Regarding education, Dr Nchemba stated that before the vision, it was common for primary school graduates not to be selected to join secondary education, but now graduating students seamlessly transition to secondary education.

Previously, while providing an overview of the vision, the Permanent Secretary in the ministry of Finance and Planning, Dr Natu Mwamba, mentioned that the implementation of Vision 2025 has enabled the country to achieve various successes.

These include transitioning into a lower-middle-income economy, with the nation achieving an average economic growth rate of six percent and reducing the poverty rate by over nine percent from 35.7 percent in 2000/01 to 24.6 percent in 2017/18.

Dr Mwamba also highlighted significant improvements in maternal and child mortality rates, primary school enrollment rates, water accessibility (86.7 percent in urban areas and 72.3 percent in rural areas), and rural electrification (reaching 69.8 percent in 2020).

Regarding the preparations for Vision 2050, Dr Mwamba explained that these preparations stem from four main factors, including sustaining the achievements made under Vision 2025, the need for a strategy to benefit from ongoing global economic and technological developments, and aligning national development agendas with regional and international strategies.

"Key issues are the blue economy, robotics, carbon trading, and the need for a strategy aligning the country's development agenda with other regional and international strategies," said Dr Mwamba.

He added that the preparations for Vision 2050 include evaluating the implementation of Vision 2025, which is crucial for identifying achievements, implementation steps, and challenges encountered during the implementation period.

Private sector views

The private sector stakeholders have voiced their views on the preparations for Vision 2050.

During a recent high-level consultative forum, the business community emphasised the importance of investing in innovation and technology to enhance efficiency and global competitiveness.

Suggestions put forward by the Tanzania Private Sector Foundation (TPSF) chief executive Raphael Maganga included promoting a strong digital economy, empowering businesses, and ensuring that Tanzanians play a central role in innovation in Africa and elsewhere.

"This vision should enable us to create an environment in which growth benefits all citizens. We need growth that is translated into quality education, health services, and opportunities for Tanzanians, irrespective of their backgrounds." Mr Maganga was quoted.


One of the key issues during the past few decades has been the rising cost of living that does not align with people’s incomes.

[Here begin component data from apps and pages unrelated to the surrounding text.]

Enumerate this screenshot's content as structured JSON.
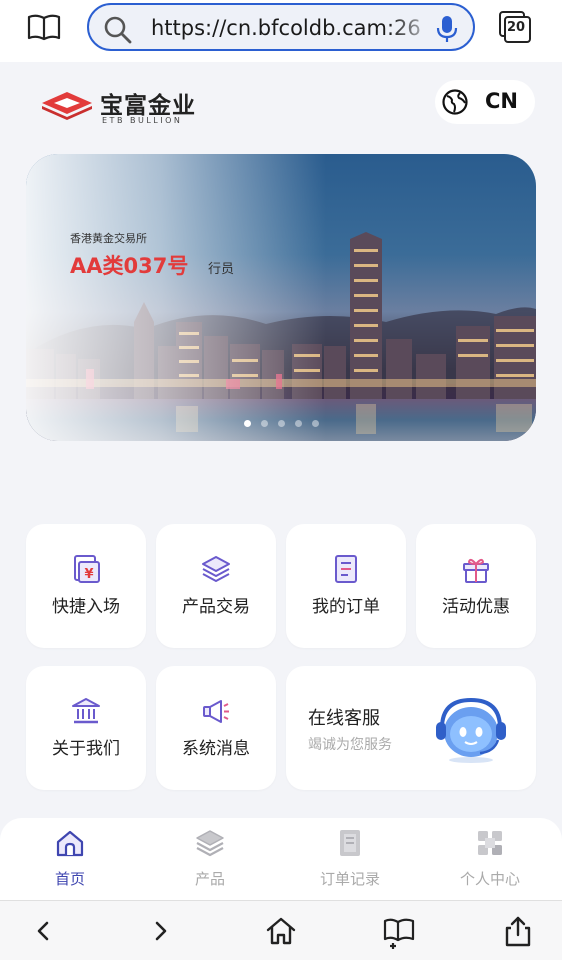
{
  "browser": {
    "url": "https://cn.bfcoldb.cam:26",
    "tab_count": "20"
  },
  "header": {
    "logo_cn": "宝富金业",
    "logo_en": "ETB BULLION",
    "lang": "CN"
  },
  "banner": {
    "sub_text": "香港黄金交易所",
    "main_text": "AA类037号",
    "tail_text": "行员",
    "slide_count": 5,
    "active_slide": 1
  },
  "tiles": [
    {
      "label": "快捷入场",
      "icon": "yuan-document-icon"
    },
    {
      "label": "产品交易",
      "icon": "layers-icon"
    },
    {
      "label": "我的订单",
      "icon": "order-list-icon"
    },
    {
      "label": "活动优惠",
      "icon": "gift-icon"
    },
    {
      "label": "关于我们",
      "icon": "bank-icon"
    },
    {
      "label": "系统消息",
      "icon": "megaphone-icon"
    }
  ],
  "service": {
    "title": "在线客服",
    "subtitle": "竭诚为您服务",
    "mascot": "headset-robot-mascot"
  },
  "nav": [
    {
      "label": "首页",
      "icon": "home-icon",
      "active": true
    },
    {
      "label": "产品",
      "icon": "layers-icon",
      "active": false
    },
    {
      "label": "订单记录",
      "icon": "records-icon",
      "active": false
    },
    {
      "label": "个人中心",
      "icon": "profile-icon",
      "active": false
    }
  ],
  "colors": {
    "accent": "#3f46b0",
    "brand_red": "#e23b3b",
    "url_border": "#2b5fd1",
    "icon_purple": "#6a5acd"
  }
}
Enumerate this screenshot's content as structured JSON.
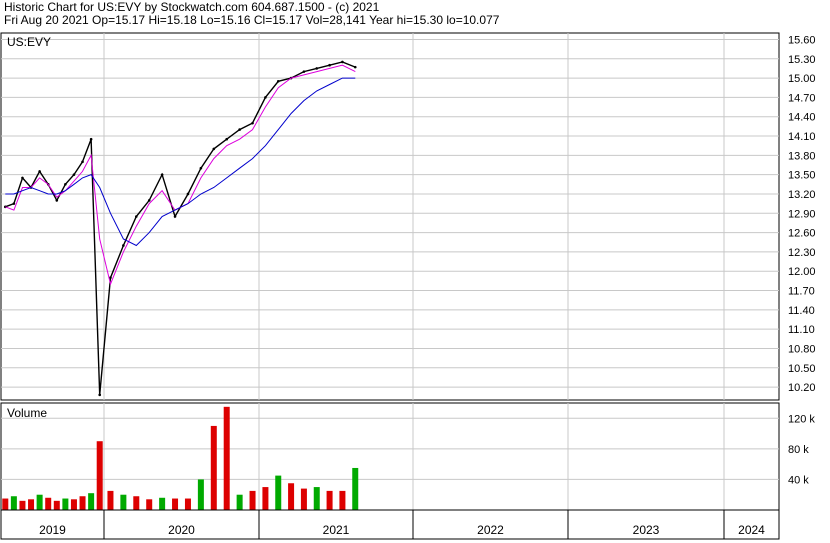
{
  "header": {
    "line1": "Historic Chart for US:EVY by Stockwatch.com 604.687.1500 - (c) 2021",
    "line2": "Fri Aug 20 2021  Op=15.17  Hi=15.18  Lo=15.16  Cl=15.17  Vol=28,141  Year hi=15.30  lo=10.077"
  },
  "chart_data": [
    {
      "type": "line",
      "panel": "price",
      "label": "US:EVY",
      "ylim": [
        10.0,
        15.7
      ],
      "yticks": [
        "15.60",
        "15.30",
        "15.00",
        "14.70",
        "14.40",
        "14.10",
        "13.80",
        "13.50",
        "13.20",
        "12.90",
        "12.60",
        "12.30",
        "12.00",
        "11.70",
        "11.40",
        "11.10",
        "10.80",
        "10.50",
        "10.20"
      ],
      "grid": true,
      "series": [
        {
          "name": "",
          "style": "price-bars",
          "color": "#000000",
          "x": [
            "2019-01",
            "2019-02",
            "2019-03",
            "2019-04",
            "2019-05",
            "2019-06",
            "2019-07",
            "2019-08",
            "2019-09",
            "2019-10",
            "2019-11",
            "2019-12",
            "2020-01",
            "2020-02",
            "2020-03",
            "2020-04",
            "2020-05",
            "2020-06",
            "2020-07",
            "2020-08",
            "2020-09",
            "2020-10",
            "2020-11",
            "2020-12",
            "2021-01",
            "2021-02",
            "2021-03",
            "2021-04",
            "2021-05",
            "2021-06",
            "2021-07",
            "2021-08"
          ],
          "values": [
            13.0,
            13.05,
            13.45,
            13.3,
            13.55,
            13.35,
            13.1,
            13.35,
            13.5,
            13.7,
            14.05,
            10.08,
            11.9,
            12.4,
            12.85,
            13.1,
            13.5,
            12.85,
            13.2,
            13.6,
            13.9,
            14.05,
            14.2,
            14.3,
            14.7,
            14.95,
            15.0,
            15.1,
            15.15,
            15.2,
            15.25,
            15.17
          ]
        },
        {
          "name": "",
          "style": "moving-average",
          "color": "#dd00dd",
          "x": [
            "2019-01",
            "2019-02",
            "2019-03",
            "2019-04",
            "2019-05",
            "2019-06",
            "2019-07",
            "2019-08",
            "2019-09",
            "2019-10",
            "2019-11",
            "2019-12",
            "2020-01",
            "2020-02",
            "2020-03",
            "2020-04",
            "2020-05",
            "2020-06",
            "2020-07",
            "2020-08",
            "2020-09",
            "2020-10",
            "2020-11",
            "2020-12",
            "2021-01",
            "2021-02",
            "2021-03",
            "2021-04",
            "2021-05",
            "2021-06",
            "2021-07",
            "2021-08"
          ],
          "values": [
            13.0,
            12.95,
            13.3,
            13.3,
            13.45,
            13.35,
            13.15,
            13.25,
            13.4,
            13.55,
            13.8,
            12.5,
            11.8,
            12.3,
            12.7,
            13.05,
            13.25,
            12.95,
            13.05,
            13.45,
            13.75,
            13.95,
            14.05,
            14.2,
            14.55,
            14.85,
            15.0,
            15.05,
            15.1,
            15.15,
            15.2,
            15.1
          ]
        },
        {
          "name": "",
          "style": "moving-average",
          "color": "#0000cc",
          "x": [
            "2019-01",
            "2019-02",
            "2019-03",
            "2019-04",
            "2019-05",
            "2019-06",
            "2019-07",
            "2019-08",
            "2019-09",
            "2019-10",
            "2019-11",
            "2019-12",
            "2020-01",
            "2020-02",
            "2020-03",
            "2020-04",
            "2020-05",
            "2020-06",
            "2020-07",
            "2020-08",
            "2020-09",
            "2020-10",
            "2020-11",
            "2020-12",
            "2021-01",
            "2021-02",
            "2021-03",
            "2021-04",
            "2021-05",
            "2021-06",
            "2021-07",
            "2021-08"
          ],
          "values": [
            13.2,
            13.2,
            13.25,
            13.3,
            13.25,
            13.2,
            13.2,
            13.25,
            13.35,
            13.45,
            13.5,
            13.3,
            12.9,
            12.5,
            12.4,
            12.6,
            12.85,
            12.95,
            13.05,
            13.2,
            13.3,
            13.45,
            13.6,
            13.75,
            13.95,
            14.2,
            14.45,
            14.65,
            14.8,
            14.9,
            15.0,
            15.0
          ]
        }
      ]
    },
    {
      "type": "bar",
      "panel": "volume",
      "label": "Volume",
      "ylim": [
        0,
        140
      ],
      "yticks": [
        "120 k",
        "80 k",
        "40 k"
      ],
      "grid": true,
      "categories": [
        "2019-01",
        "2019-02",
        "2019-03",
        "2019-04",
        "2019-05",
        "2019-06",
        "2019-07",
        "2019-08",
        "2019-09",
        "2019-10",
        "2019-11",
        "2019-12",
        "2020-01",
        "2020-02",
        "2020-03",
        "2020-04",
        "2020-05",
        "2020-06",
        "2020-07",
        "2020-08",
        "2020-09",
        "2020-10",
        "2020-11",
        "2020-12",
        "2021-01",
        "2021-02",
        "2021-03",
        "2021-04",
        "2021-05",
        "2021-06",
        "2021-07",
        "2021-08"
      ],
      "values": [
        15,
        18,
        12,
        14,
        20,
        16,
        12,
        15,
        14,
        18,
        22,
        90,
        25,
        20,
        18,
        14,
        16,
        15,
        15,
        40,
        110,
        135,
        20,
        25,
        30,
        45,
        35,
        28,
        30,
        25,
        25,
        55
      ]
    }
  ],
  "x_axis": {
    "years": [
      "2019",
      "2020",
      "2021",
      "2022",
      "2023",
      "2024"
    ]
  }
}
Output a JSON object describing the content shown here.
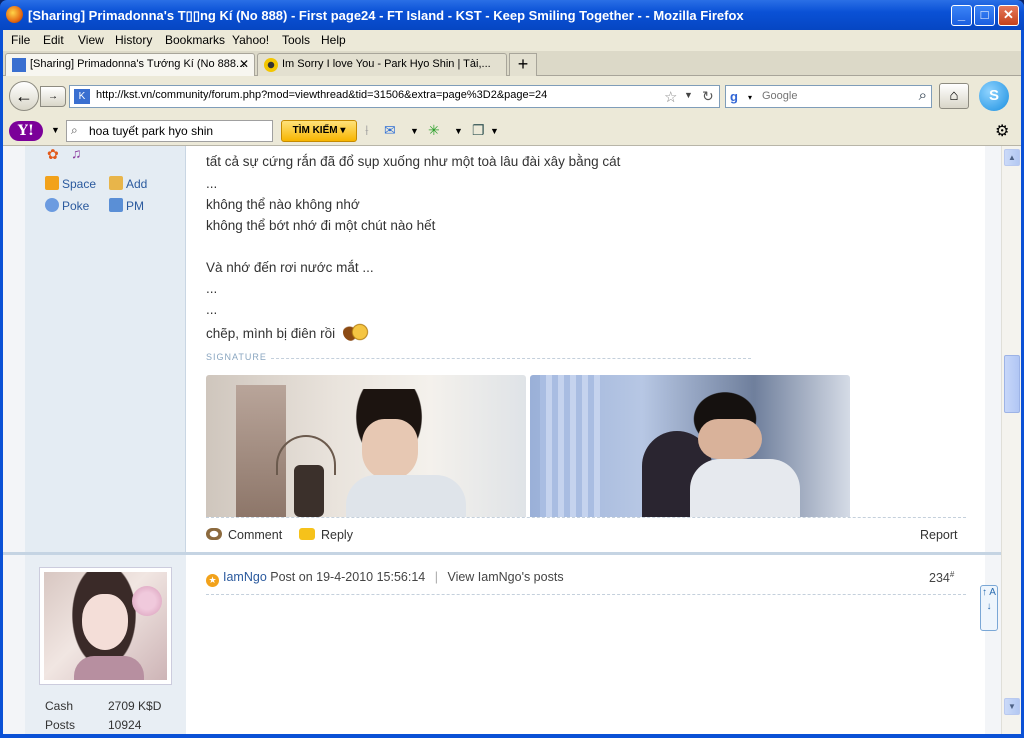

The Bank of Tanzania (BoT), however, paints a rosy picture of the rate of the increase in commodities’ prices. Data from the central bank show that inflation is projected to remain low, between 3 and 5 percent for both Mainland Tanzania and Zanzibar, attributable to monetary policy impact, adequate food supply, and exchange rate stability.

However, upward risks to the inflation forecast remain, including increased oil prices due to OPEC+’s intention to cut production and geopolitical tensions in different parts of the world.

Tanzania is also facing a dual challenge of economic growth failing to translate into poverty reduction while grappling with the impending surge in population, according to the World Bank.

The WB states that 17 million people, approximately close to 28 percent of the total population, were still in poverty by 2022.

At the same time, the WB also projects that Tanzania's population will double every 23 years, potentially reaching nearly 140 million by 2050.

WB country director, Mr Nathan Belete, said this surge will intensify the demand for education and healthcare services beyond the economy's capacity, leading to challenges in job creation.